I Am a Person Who Needs a Book
Some people might not be into how-to books, or they might have more intuition to go with things and see them through than me. Or they have more people in their lives giving them tips along the way. I have no idea. All I know is that I needed a book. I can see that very clearly now.
The book gave me all the reasons I needed to believe this could be done. It gave me all the nuances of how to handle this or that situation. It gave me the process I would follow.
I kept hearing myself start sentences to my husband with the phrase “The book says to do…” or “The book says don’t…”. He was very patient with my allegiance to this book.
What We Actually Did: Day 1
Once I got past feeling bad and being offended by the author in the beginning, I started to really believe that I could do this. I had decided. I picked a date. A Friday. I took the day off work and also the following Monday and Tuesday.
The book suggests that you start talking about “no more diapers” about a week before. So that’s what I did. I would tell the girls whenever I was changing them “On Friday, no more diapers!” And they would yell back excitedly “No More Diapers!”
It’s so funny because this book is soooo about the mom/dad who is executing the plan. The toddlers/kids can do it. This was not about them. It was about me.
On Friday morning, I got up early, and re-listened to the most important chapter in the book about the first day. I moved the diaper changing station into the garage and took out the last bag of diapers along with the diaper bin.
The first day is the day to have your child run around the house naked, or at least bottomless. I offered our girls long-sleeved shirts so they wouldn’t be too uncomfortable or cold.
The big deal about the first day is that you as the parent need to be 100% focused on your child. Like you can’t be working, making phone calls, folding laundry, doing dishes.
I made sure I had as much of the house work taken care of ahead of time, and planned to not get anything done. This wasn’t easy for me to just not get things done, but it was necessary.
We ended up hanging out in our 3 year old’s room, watching Frozen for the first part of the day. I brought the little potty into her room and they actually used it a few times. I’m sure this wasn’t all by the book, but it worked fine for us.
The most important ingredients to the first day were that they were bottomless and I was 100% focused on their every move. I did allow myself to scroll through my phone so I didn’t completely pass out with boredom.
I definitely had to do the run through the house with a peeing child move several times with our 2 year-old. Our 3 year-old pretty much knew what to do from the start of the day. I might have gotten peed on about 3 times that day. Not too shabby.
Days 2 – 3 and Beyond
Days 2 and 3 were slightly more advanced versions of day 1. On day 3, I started putting them in dresses. When there were accidents we just reverted back to shirts only for the rest of the day.

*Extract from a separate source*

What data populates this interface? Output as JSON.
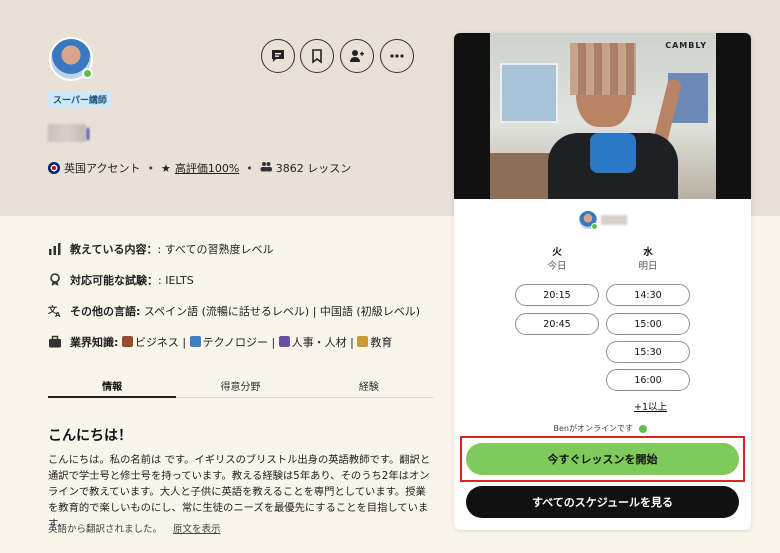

The “3-day potty training” method out there is based on the idea that most kids get the basics after 3 days. But I like that this book is honest that it’s not all kids, and it’s not that they are fully potty trained in 3 days, in general.
Exactly one week after we started this process, I put them in pants and dresses. We’ve taken a few short walks around the block so far and everyone survived! Our next steps will be eventually getting them into underwear and pants, then actually going places in the car, and nighttime training.
So that’s where we are! This was one of those major milestones that was looming over my head and that I knew I had to take care of but wasn’t sure what to do or when I would find the time. The author makes a good point that you will never have a good time in your life that’s the “right” time to get this done. It’s not going to be perfect, but I feel so accomplished and also learned so many other things from this process, which I look forward to sharing in a future post.
I highly recommend this book for anyone who has struggled with getting clear on exactly what to do for potty training, as I did.